The memory issue does not even exist. How many other cell phones can expand to 8GBs much less come with 8 gigs? Answer, not many and the ones that are coming are only there because of the iPhone. Have you priced an 8GB MicroSD that will not come with the phone you buy? Can I fill the phone up, with over 5000 CDs ripped, you bet I can. But I don’t need every song I own with me all the time. All I need are the best of my favorites, which takes up about 6 GB. That is over 5 days of music listening to it straight (don’t think I can stay awake that long).

The WiFi works great (full real web pages not that mobile crap!)! And when not in WiFi coverage it falls back to Edge automatically. If one can't afford $20 a month for unlimited data, move back home to the parent's basement and turn in your cellular phone!

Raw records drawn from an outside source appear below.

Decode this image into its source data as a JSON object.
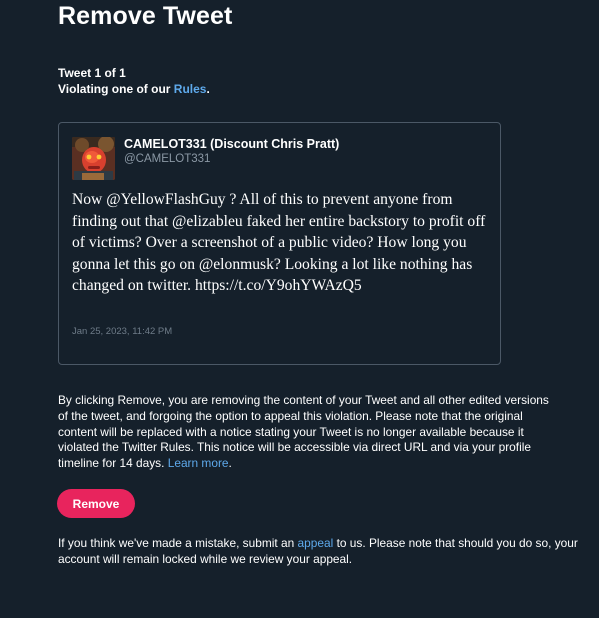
{
  "title": "Remove Tweet",
  "tweet_counter": "Tweet 1 of 1",
  "violation": {
    "prefix": "Violating one of our ",
    "rules_link": "Rules",
    "suffix": "."
  },
  "tweet": {
    "display_name": "CAMELOT331 (Discount Chris Pratt)",
    "handle": "@CAMELOT331",
    "text": "Now @YellowFlashGuy ? All of this to prevent anyone from finding out that @elizableu faked her entire backstory to profit off of victims? Over a screenshot of a public video? How long you gonna let this go on @elonmusk? Looking a lot like nothing has changed on twitter. https://t.co/Y9ohYWAzQ5",
    "date": "Jan 25, 2023, 11:42 PM",
    "avatar_icon": "user-avatar"
  },
  "disclaimer": {
    "text": "By clicking Remove, you are removing the content of your Tweet and all other edited versions of the tweet, and forgoing the option to appeal this violation. Please note that the original content will be replaced with a notice stating your Tweet is no longer available because it violated the Twitter Rules. This notice will be accessible via direct URL and via your profile timeline for 14 days. ",
    "learn_more": "Learn more",
    "suffix": "."
  },
  "remove_button": "Remove",
  "appeal": {
    "prefix": "If you think we've made a mistake, submit an ",
    "link": "appeal",
    "suffix": " to us. Please note that should you do so, your account will remain locked while we review your appeal."
  },
  "colors": {
    "background": "#15202b",
    "link": "#5ea9eb",
    "button": "#e8245d",
    "card_border": "#4b5866",
    "muted": "#8b98a5"
  }
}
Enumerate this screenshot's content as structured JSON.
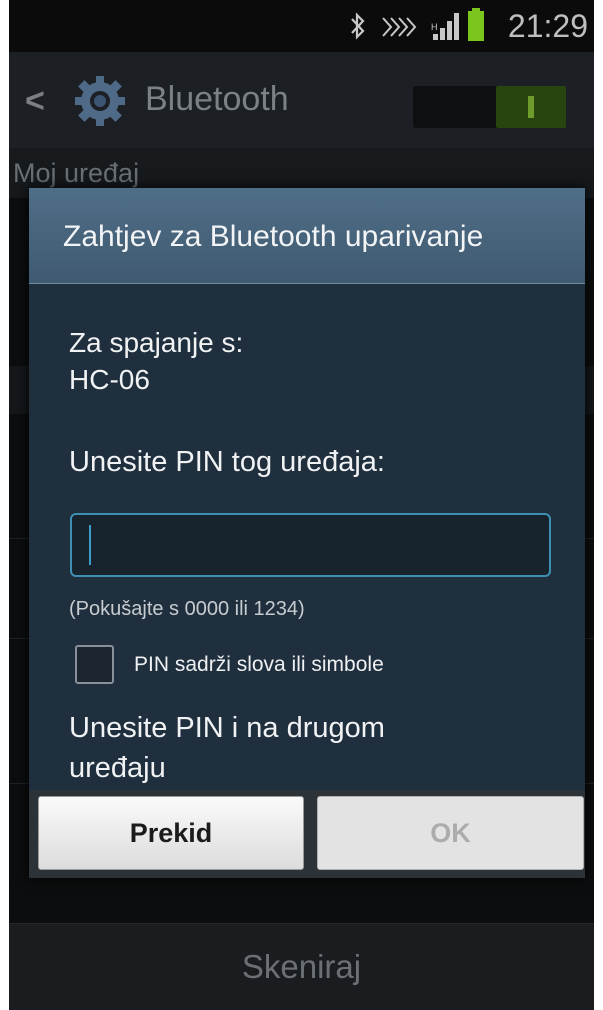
{
  "status_bar": {
    "time": "21:29",
    "icons": [
      "bluetooth-icon",
      "nfc-icon",
      "signal-icon",
      "battery-icon"
    ],
    "battery_color": "#7bc61d"
  },
  "action_bar": {
    "title": "Bluetooth",
    "toggle_on": true
  },
  "background": {
    "section_header": "Moj uređaj",
    "scan_button": "Skeniraj"
  },
  "dialog": {
    "title": "Zahtjev za Bluetooth uparivanje",
    "connect_label": "Za spajanje s:",
    "device_name": "HC-06",
    "enter_pin_label": "Unesite PIN tog uređaja:",
    "pin_input": {
      "value": "",
      "placeholder": ""
    },
    "hint": "(Pokušajte s 0000 ili 1234)",
    "checkbox_label": "PIN sadrži slova ili simbole",
    "checkbox_checked": false,
    "other_device_line1": "Unesite PIN i na drugom",
    "other_device_line2": "uređaju",
    "cancel_label": "Prekid",
    "ok_label": "OK",
    "accent_color": "#3d8fb3"
  }
}
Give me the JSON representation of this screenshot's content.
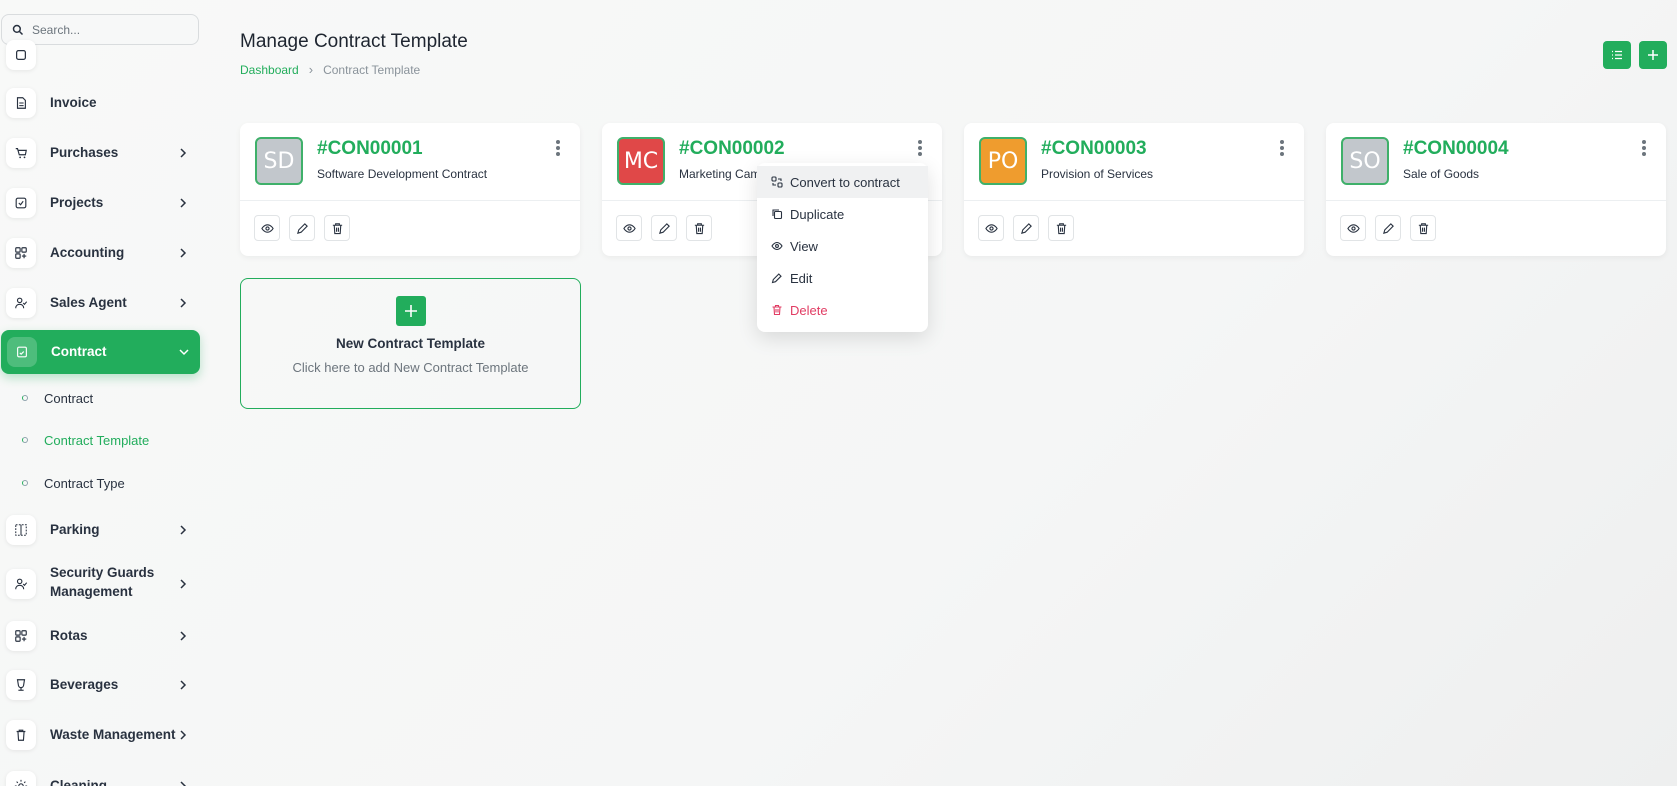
{
  "search": {
    "placeholder": "Search..."
  },
  "sidebar": {
    "items": [
      {
        "label": "Invoice",
        "icon": "file-invoice-icon"
      },
      {
        "label": "Purchases",
        "icon": "cart-icon"
      },
      {
        "label": "Projects",
        "icon": "checkbox-icon"
      },
      {
        "label": "Accounting",
        "icon": "grid-plus-icon"
      },
      {
        "label": "Sales Agent",
        "icon": "user-check-icon"
      },
      {
        "label": "Contract",
        "icon": "contract-icon",
        "active": true
      },
      {
        "label": "Parking",
        "icon": "parking-icon"
      },
      {
        "label": "Security Guards",
        "label2": "Management",
        "icon": "user-check-icon"
      },
      {
        "label": "Rotas",
        "icon": "grid-plus-icon"
      },
      {
        "label": "Beverages",
        "icon": "cup-icon"
      },
      {
        "label": "Waste Management",
        "icon": "trash-icon"
      },
      {
        "label": "Cleaning",
        "icon": "sun-icon"
      }
    ],
    "submenu": [
      {
        "label": "Contract"
      },
      {
        "label": "Contract Template",
        "active": true
      },
      {
        "label": "Contract Type"
      }
    ]
  },
  "header": {
    "title": "Manage Contract Template",
    "breadcrumb": {
      "home": "Dashboard",
      "sep": "›",
      "current": "Contract Template"
    }
  },
  "cards": [
    {
      "initials": "SD",
      "code": "#CON00001",
      "name": "Software Development Contract",
      "color": "#c2c7cc"
    },
    {
      "initials": "MC",
      "code": "#CON00002",
      "name": "Marketing Campaign Contract",
      "color": "#e04848"
    },
    {
      "initials": "PO",
      "code": "#CON00003",
      "name": "Provision of Services",
      "color": "#ef9c2e"
    },
    {
      "initials": "SO",
      "code": "#CON00004",
      "name": "Sale of Goods",
      "color": "#c2c7cc"
    }
  ],
  "new_card": {
    "plus": "+",
    "title": "New Contract Template",
    "subtitle": "Click here to add New Contract Template"
  },
  "dropdown": {
    "items": [
      {
        "label": "Convert to contract",
        "icon": "convert-icon"
      },
      {
        "label": "Duplicate",
        "icon": "copy-icon"
      },
      {
        "label": "View",
        "icon": "eye-icon"
      },
      {
        "label": "Edit",
        "icon": "pencil-icon"
      },
      {
        "label": "Delete",
        "icon": "trash-icon"
      }
    ]
  },
  "colors": {
    "accent": "#22ad5c",
    "danger": "#e13c63"
  }
}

The touch screen is wonderful and the ability to do landscape or portrait is a fantastic function. I have owned every Blackberry known to man and tried every “Smart” phone and pocket PC (Cingular Wireless allows to you return any phone in two weeks for something else). None of them came close to allowing me to work away from home the way the iPhone has. I used to be chained to my 9-pound laptop when I left the house, now I grab my iPhone and don’t give it a second thought. I get all my E-mail, can react to any Market Alert, receive phone calls, and buy or sell options mobile on the actual website instead of the stripped down mobile websites that will not let you do complex spreads or iron condors.

Plus as others have said, if nothing else, the iPhone will make the other phone makes put out a better product. I believe the iPhone has sold more initial retail sales then any other cell phone in history. And when it gets to the give away stage in two years for $59.95 plus a two year contract extension, it will most likely become the world’s best selling cell phone ever.


Yeah, what he said! Coming from a long line os smartphones (i300,i330,i500, several treos), iphone blows them all away in terms of shear simple joyful useability.

mvalera
2007-11-15, 16:51
Do not insult the jesus phone! Steve Jobs knows where you live.

Mike

BTW I heart mine.